**Task item**
Any picture in the data below should be skipped, while every line is repeated exactly.
--- Data provided Enclosed Below ---
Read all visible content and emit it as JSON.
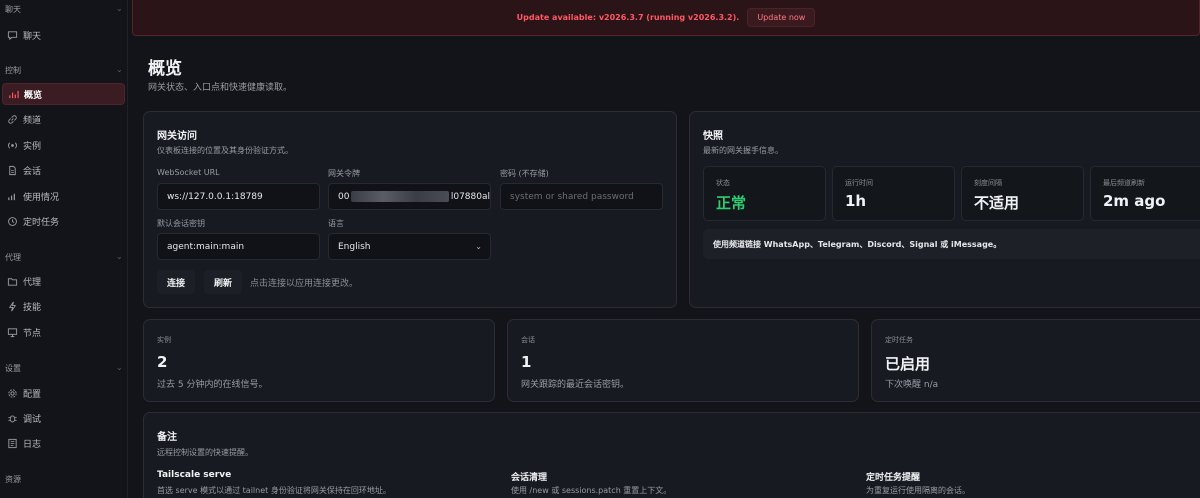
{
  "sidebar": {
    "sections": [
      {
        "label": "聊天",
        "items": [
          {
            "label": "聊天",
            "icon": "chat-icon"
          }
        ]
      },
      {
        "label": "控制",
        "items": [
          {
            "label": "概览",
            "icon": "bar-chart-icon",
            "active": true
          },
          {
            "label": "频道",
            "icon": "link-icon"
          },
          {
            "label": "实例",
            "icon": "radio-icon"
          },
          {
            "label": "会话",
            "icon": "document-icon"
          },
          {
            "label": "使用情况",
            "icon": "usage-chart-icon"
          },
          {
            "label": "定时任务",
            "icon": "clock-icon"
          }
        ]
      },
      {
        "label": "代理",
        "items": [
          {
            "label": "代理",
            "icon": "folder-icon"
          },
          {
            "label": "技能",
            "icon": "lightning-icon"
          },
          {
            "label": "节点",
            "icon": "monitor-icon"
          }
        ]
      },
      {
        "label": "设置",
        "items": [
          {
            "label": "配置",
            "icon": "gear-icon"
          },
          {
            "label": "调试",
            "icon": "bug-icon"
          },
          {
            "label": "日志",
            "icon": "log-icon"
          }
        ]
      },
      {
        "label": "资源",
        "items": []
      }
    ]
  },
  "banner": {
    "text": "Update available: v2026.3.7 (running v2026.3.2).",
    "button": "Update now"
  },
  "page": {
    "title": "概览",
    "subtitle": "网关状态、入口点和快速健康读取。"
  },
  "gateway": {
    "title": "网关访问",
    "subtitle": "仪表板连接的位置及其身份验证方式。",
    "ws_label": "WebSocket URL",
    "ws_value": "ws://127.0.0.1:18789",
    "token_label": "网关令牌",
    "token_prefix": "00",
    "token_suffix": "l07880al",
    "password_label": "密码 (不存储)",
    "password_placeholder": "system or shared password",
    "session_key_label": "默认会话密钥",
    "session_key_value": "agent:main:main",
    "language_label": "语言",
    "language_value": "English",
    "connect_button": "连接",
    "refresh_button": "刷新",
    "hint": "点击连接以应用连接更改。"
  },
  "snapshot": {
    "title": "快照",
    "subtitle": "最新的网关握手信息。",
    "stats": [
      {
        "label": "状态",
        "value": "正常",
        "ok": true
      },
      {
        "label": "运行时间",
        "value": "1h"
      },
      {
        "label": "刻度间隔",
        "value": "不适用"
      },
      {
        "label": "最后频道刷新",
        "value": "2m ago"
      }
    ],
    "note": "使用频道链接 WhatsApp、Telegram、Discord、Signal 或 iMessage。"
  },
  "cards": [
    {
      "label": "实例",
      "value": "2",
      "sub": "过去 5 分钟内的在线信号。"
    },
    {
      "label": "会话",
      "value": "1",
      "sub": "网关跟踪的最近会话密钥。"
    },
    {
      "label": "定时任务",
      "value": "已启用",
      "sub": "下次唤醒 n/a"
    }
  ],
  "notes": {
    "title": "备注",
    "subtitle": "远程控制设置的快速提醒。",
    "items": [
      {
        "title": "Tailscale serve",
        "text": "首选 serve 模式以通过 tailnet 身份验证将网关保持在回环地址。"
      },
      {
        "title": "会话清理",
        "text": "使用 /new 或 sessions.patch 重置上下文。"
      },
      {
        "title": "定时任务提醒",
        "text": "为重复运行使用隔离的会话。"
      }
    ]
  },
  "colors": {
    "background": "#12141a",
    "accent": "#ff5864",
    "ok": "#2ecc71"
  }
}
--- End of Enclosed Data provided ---
**Response**
Read all visible content and emit it as JSON.
{
  "sidebar": {
    "sections": [
      {
        "label": "聊天",
        "items": [
          {
            "label": "聊天",
            "icon": "chat-icon"
          }
        ]
      },
      {
        "label": "控制",
        "items": [
          {
            "label": "概览",
            "icon": "bar-chart-icon",
            "active": true
          },
          {
            "label": "频道",
            "icon": "link-icon"
          },
          {
            "label": "实例",
            "icon": "radio-icon"
          },
          {
            "label": "会话",
            "icon": "document-icon"
          },
          {
            "label": "使用情况",
            "icon": "usage-chart-icon"
          },
          {
            "label": "定时任务",
            "icon": "clock-icon"
          }
        ]
      },
      {
        "label": "代理",
        "items": [
          {
            "label": "代理",
            "icon": "folder-icon"
          },
          {
            "label": "技能",
            "icon": "lightning-icon"
          },
          {
            "label": "节点",
            "icon": "monitor-icon"
          }
        ]
      },
      {
        "label": "设置",
        "items": [
          {
            "label": "配置",
            "icon": "gear-icon"
          },
          {
            "label": "调试",
            "icon": "bug-icon"
          },
          {
            "label": "日志",
            "icon": "log-icon"
          }
        ]
      },
      {
        "label": "资源",
        "items": []
      }
    ]
  },
  "banner": {
    "text": "Update available: v2026.3.7 (running v2026.3.2).",
    "button": "Update now"
  },
  "page": {
    "title": "概览",
    "subtitle": "网关状态、入口点和快速健康读取。"
  },
  "gateway": {
    "title": "网关访问",
    "subtitle": "仪表板连接的位置及其身份验证方式。",
    "ws_label": "WebSocket URL",
    "ws_value": "ws://127.0.0.1:18789",
    "token_label": "网关令牌",
    "token_prefix": "00",
    "token_suffix": "l07880al",
    "password_label": "密码 (不存储)",
    "password_placeholder": "system or shared password",
    "session_key_label": "默认会话密钥",
    "session_key_value": "agent:main:main",
    "language_label": "语言",
    "language_value": "English",
    "connect_button": "连接",
    "refresh_button": "刷新",
    "hint": "点击连接以应用连接更改。"
  },
  "snapshot": {
    "title": "快照",
    "subtitle": "最新的网关握手信息。",
    "stats": [
      {
        "label": "状态",
        "value": "正常",
        "ok": true
      },
      {
        "label": "运行时间",
        "value": "1h"
      },
      {
        "label": "刻度间隔",
        "value": "不适用"
      },
      {
        "label": "最后频道刷新",
        "value": "2m ago"
      }
    ],
    "note": "使用频道链接 WhatsApp、Telegram、Discord、Signal 或 iMessage。"
  },
  "cards": [
    {
      "label": "实例",
      "value": "2",
      "sub": "过去 5 分钟内的在线信号。"
    },
    {
      "label": "会话",
      "value": "1",
      "sub": "网关跟踪的最近会话密钥。"
    },
    {
      "label": "定时任务",
      "value": "已启用",
      "sub": "下次唤醒 n/a"
    }
  ],
  "notes": {
    "title": "备注",
    "subtitle": "远程控制设置的快速提醒。",
    "items": [
      {
        "title": "Tailscale serve",
        "text": "首选 serve 模式以通过 tailnet 身份验证将网关保持在回环地址。"
      },
      {
        "title": "会话清理",
        "text": "使用 /new 或 sessions.patch 重置上下文。"
      },
      {
        "title": "定时任务提醒",
        "text": "为重复运行使用隔离的会话。"
      }
    ]
  },
  "colors": {
    "background": "#12141a",
    "accent": "#ff5864",
    "ok": "#2ecc71"
  }
}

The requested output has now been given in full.